In addition, there is a required reader, available from Durham Copy, containing the following readings:
1. T.H. Huxley, "Lectures on Evolution" (1876), from Science and
Hebrew Tradition (New York: Appleton, 1899), pp. 46-74.
2. Stephen Jay Gould, "Worm for a Century, and All Seasons," from Henís Teeth and Horseís Toes (London: Penguin, 1984), pp. 120-133.
3. S.J. Gould, "Cardboard Darwinism," from An Urchin in the Storm (New York: Norton, 1988), pp. 26-50.
4. Gillian Beer, "Forging the Missing Link: Interdisciplinary Stories," from Open Fields: Science in Cultural Encounter (Oxford U.P., 1996), pp. 115-145.
5. Arthur S. Eddington, Science and the Unseen World (New York: Macmillan, 1929), pp. xi-19.
6. John Tyndall, "Scientific Use of the Imagination," from Fragments of Science for Unscientific People (New York: Appleton, 1871), pp. 127-163.
7. A. S. Eddington, The Nature of the Physical World (Cambridge U.P., 1944), pp. 11-26.
8. G. Beer, "Translation or Transformation? The Relations of Literature and Science," from Open Fields, pp. 173-195.
9. Duncan M. Porter and Peter W. Graham, eds., The Portable Darwin (Penguin, 1993), pp. vii-xiv.
10. Adrian Desmond and James Moore, Darwin (Penguin, 1992), chaps. 9, 15, 16, 21, 25.
11. Janet Browne, Charles Darwin: Voyaging (New York: Knopf, 1995), chaps. 7, 15, 16, 20.
12. Jeremy Bernstein, "A Portrait of Alan Turing," from Cranks, Quarks, and the Cosmos (New York: Basic Books, 1993), pp. 92-102.
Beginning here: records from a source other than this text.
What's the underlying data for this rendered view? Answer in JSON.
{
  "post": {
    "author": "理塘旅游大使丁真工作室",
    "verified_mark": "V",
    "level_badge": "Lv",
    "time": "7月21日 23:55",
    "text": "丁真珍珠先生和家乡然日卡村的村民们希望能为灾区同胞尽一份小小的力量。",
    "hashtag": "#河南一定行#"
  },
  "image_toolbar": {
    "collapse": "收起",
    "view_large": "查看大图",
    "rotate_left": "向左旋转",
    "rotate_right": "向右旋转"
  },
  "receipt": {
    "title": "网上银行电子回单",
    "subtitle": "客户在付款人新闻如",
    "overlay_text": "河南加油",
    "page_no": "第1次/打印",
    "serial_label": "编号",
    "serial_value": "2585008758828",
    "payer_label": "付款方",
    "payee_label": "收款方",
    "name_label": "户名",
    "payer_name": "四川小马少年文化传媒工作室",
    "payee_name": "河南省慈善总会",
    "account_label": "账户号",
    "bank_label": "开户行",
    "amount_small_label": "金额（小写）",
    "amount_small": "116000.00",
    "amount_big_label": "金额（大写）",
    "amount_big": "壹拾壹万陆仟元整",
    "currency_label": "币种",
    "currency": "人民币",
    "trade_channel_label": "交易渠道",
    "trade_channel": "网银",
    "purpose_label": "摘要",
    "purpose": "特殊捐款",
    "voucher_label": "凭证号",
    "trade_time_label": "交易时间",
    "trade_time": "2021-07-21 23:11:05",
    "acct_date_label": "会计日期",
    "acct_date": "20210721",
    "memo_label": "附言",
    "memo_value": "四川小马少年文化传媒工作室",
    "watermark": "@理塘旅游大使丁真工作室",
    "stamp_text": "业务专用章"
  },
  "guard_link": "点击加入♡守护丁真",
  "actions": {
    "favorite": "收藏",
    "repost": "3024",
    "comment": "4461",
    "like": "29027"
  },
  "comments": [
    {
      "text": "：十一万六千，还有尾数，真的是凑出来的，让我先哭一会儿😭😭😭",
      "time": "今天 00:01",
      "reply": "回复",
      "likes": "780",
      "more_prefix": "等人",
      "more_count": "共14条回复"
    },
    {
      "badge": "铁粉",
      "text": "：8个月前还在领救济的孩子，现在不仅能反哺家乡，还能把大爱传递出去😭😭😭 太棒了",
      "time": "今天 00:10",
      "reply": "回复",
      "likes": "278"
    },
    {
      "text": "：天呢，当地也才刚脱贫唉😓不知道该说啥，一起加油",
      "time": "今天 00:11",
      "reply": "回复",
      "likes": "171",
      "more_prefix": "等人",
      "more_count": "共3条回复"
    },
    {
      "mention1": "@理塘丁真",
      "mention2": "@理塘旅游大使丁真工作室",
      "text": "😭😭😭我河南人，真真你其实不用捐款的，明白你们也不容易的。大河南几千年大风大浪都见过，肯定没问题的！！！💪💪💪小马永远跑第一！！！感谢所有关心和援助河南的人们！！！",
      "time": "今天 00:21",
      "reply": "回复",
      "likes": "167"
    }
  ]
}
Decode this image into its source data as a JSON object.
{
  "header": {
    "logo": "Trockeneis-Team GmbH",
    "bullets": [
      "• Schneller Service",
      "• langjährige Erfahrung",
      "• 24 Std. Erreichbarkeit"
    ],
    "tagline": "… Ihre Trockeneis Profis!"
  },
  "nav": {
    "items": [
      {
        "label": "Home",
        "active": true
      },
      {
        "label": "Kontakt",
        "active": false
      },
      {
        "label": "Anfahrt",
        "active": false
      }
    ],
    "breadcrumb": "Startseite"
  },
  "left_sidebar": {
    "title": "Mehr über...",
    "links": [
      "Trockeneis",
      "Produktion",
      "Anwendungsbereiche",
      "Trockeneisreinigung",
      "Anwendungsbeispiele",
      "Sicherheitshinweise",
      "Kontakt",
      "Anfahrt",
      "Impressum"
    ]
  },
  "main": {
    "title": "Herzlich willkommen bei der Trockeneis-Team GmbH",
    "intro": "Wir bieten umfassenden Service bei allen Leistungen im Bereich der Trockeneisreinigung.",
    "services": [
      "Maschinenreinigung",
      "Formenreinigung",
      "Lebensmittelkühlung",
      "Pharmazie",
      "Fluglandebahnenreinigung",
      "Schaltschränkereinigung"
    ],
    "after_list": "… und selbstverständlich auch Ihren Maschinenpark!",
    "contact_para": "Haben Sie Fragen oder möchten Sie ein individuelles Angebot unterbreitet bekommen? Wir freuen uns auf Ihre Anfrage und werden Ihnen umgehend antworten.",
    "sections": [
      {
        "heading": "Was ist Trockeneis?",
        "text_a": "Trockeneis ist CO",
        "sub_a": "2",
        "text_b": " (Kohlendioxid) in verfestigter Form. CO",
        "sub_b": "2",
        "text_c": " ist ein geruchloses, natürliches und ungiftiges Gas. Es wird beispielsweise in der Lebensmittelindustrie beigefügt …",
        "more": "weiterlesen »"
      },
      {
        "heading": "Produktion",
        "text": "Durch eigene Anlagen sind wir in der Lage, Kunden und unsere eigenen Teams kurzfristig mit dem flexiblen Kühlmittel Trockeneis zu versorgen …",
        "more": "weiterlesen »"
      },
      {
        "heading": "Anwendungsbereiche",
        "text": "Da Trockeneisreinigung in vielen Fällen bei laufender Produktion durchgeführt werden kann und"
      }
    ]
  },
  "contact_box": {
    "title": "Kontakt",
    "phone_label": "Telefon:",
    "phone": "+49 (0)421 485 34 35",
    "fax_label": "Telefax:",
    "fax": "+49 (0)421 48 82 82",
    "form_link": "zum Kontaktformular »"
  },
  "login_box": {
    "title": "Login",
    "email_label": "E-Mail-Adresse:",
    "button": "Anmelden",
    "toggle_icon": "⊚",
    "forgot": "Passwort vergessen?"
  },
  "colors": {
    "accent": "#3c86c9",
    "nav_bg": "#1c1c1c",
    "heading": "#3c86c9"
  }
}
Six single-page reports will be required, one each on the readings by Snow, Shelley, Lewis, Frayn, Overbye, and Hodges. These will be due in the class when the reading is discussed. They will be returned to you for revision. The first three reports will be due for grading on 4 November, the last three will be due for grading on 27 November. The reports count for 30% of the total grade.
There will be short quizzes in class on 30 September and 2 December (worth 10% each). There will be a take-home final exam, due on 16 December (4.00 p.m.), worth 15% of the grade. The remainder of the grade will be assigned for the final paper project: 5% for the synopsis and bibliography (due on 12 November), 5% for a short oral presentation of the topic on 9 December, and 25% for the paper itself also due on 9 December.
Schedule of classes:
9 Sep Introduction to the course
16 Sep The "Two Cultures"?
Reading: Snow, Two Cultures.
REPORT #1 DUE
23 Sep Themes of popular science: evolution.
Reading: Huxley, Gould, Beer from the Reader.
30 Sep Themes of popular science: physics.
Reading: Eddington, Tyndall, Beer from the Reader.
IN-CLASS QUIZ #1
7 Oct The scientist in the novel (I).
Reading: Shelley, Frankenstein.
REPORT #2 DUE
14 Oct MID-SEMESTER HOLIDAY
21 Oct The scientist in the novel (II).
Reading: Lewis, Arrowsmith [selections].
REPORT #3 DUE
28 Oct Scientific drama (I).
Reading: Djerassi and Hoffmann, Oxygen.
[Class conducted by Dean Arthur Greenberg.]
4 Nov Scientific drama (II).
Reading: Frayn, Copenhagen.
REPORT #4 DUE
REPORTS #1-3 DUE FOR GRADING
11 Nov VETERANSí DAY HOLIDAY
12 Nov Scientific biography (Darwin).
Reading: Porter & Graham, Desmond & Moore, Browne from the Reader.
SYNOPSIS & BIBLIOGRAPHY FOR FINAL PAPER DUE
18 Nov Scientific biography (Einstein).
Reading: Overbye, Einstein in Love [selections].
REPORT #5 DUE
25 Nov Scientific biography (Turing) (I).
Reading: Hodges, Alan Turing [selections].
REPORT #6 DUE
27 Nov READING DAY
REPORTS #4-6 DUE FOR GRADING
2 Dec Scientific biography (Turing) (II).
Reading: Hodges, Alan Turing [selections], Bernstein in the Reader.
IN-CLASS QUIZ #2
9 Dec Oral presentations.
FINAL PAPERS DUE
16 Dec (4.00 p.m.) TAKE-HOME FINAL EXAM DUE